For today’s time-starved consumers, the benefit of department stores is that they can browse and buy most of their requirements under one roof. Click-and-collect services are particularly popular with department store shoppers and operators are taking advantage of this trend by implementing agile logistics processes to offer a seamless online/offline experience across a wide range of brands.

To compete with the convenience of online shopping, in-store retail not only has to be efficient and satisfying, but also creative and engaging. This creates another advantage for department stores compared to other retailers: space. The sizeable and flexible footprint allows for greater spectacle and entertainment-led concepts, often short-term pop-up initiatives, such as performance spaces, exhibitions and events, as well as a range of services, including food and beverage as well as health and wellbeing, which drive footfall and dwell time.

The condemned live longer

In addition to experience, customer service is a vitally important differentiator for in-store retail, and it is critical to keeping customers loyal. By focusing on their core customer bases and analyzing their behavior, department stores can develop a deep understanding of their preferences in order to anticipate their needs and personalize messaging/offers that address their specific interests.

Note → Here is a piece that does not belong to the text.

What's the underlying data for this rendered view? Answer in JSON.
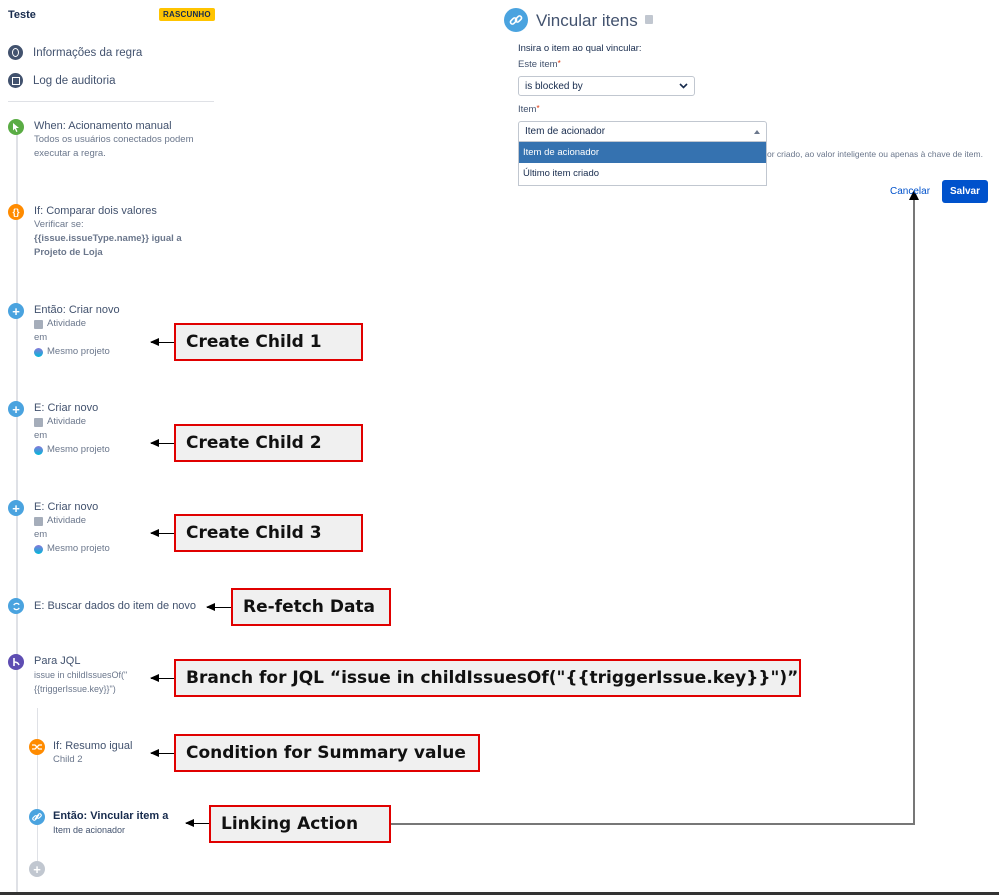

When combined with the latest technology and digital innovation, department stores can exploit and leverage these trends to their advantage by offering a unique and inspirational in-store experience as well as a seamless omni-channel journey across brands, thus ensuring that the sector not only survives in today’s retail landscape, but also thrives. To paraphrase the great Mark Twain: “Rumors of the department store’s demise are greatly exaggerated!”

 

Sign up for our ACROSS Newsletter. Subscribe to ACROSS Magazine.

Opinion

The Big Feast – Editorial

By Reinhard Winiwarter, Publisher and Managing Partner ACROSS Magazine

Why Deals Take Time Nowadays

Let’s face it: The general market sentiment for off-prime shopping centers, and even for well-performing assets in less prominent locations, is currently shaped by increased investor uncertainty about the future performance outlook for the asset class as a whole. Consequently, not much has happened in the European shopping center sector since the beginning of this year.

Pop-up: Incubate, Innovate, and Transform

Over the last few years, the term Pop-up has become an overused retail and real estate buzzword. Nearly everyone who deals with commercial real estate and retail has come across these kinds of stores, but only few of them have a deep understanding of exactly how they can prove beneficial to both sides – the landlord’s and the tenant’s – and how they should be used and implemented in a shopping-center environment.

Austria on the upswing: The outlook for Austrian property markets remains bright

The close economic ties between Austria and neighbouring Germany have, for a long time, extended to the property markets in both countries.

Refurbishment works don’t have to mean disruption

It’s no secret that retail property owners are in the midst of adjusting our assets for a more omnichannel world.

Transforming the waterfront into a vibrant retail destination

“Oslo S Utvikling is currently undertaking a vast development in Bjørvika, a previously neglected part of the downtown area, adjacent to the Central Station.”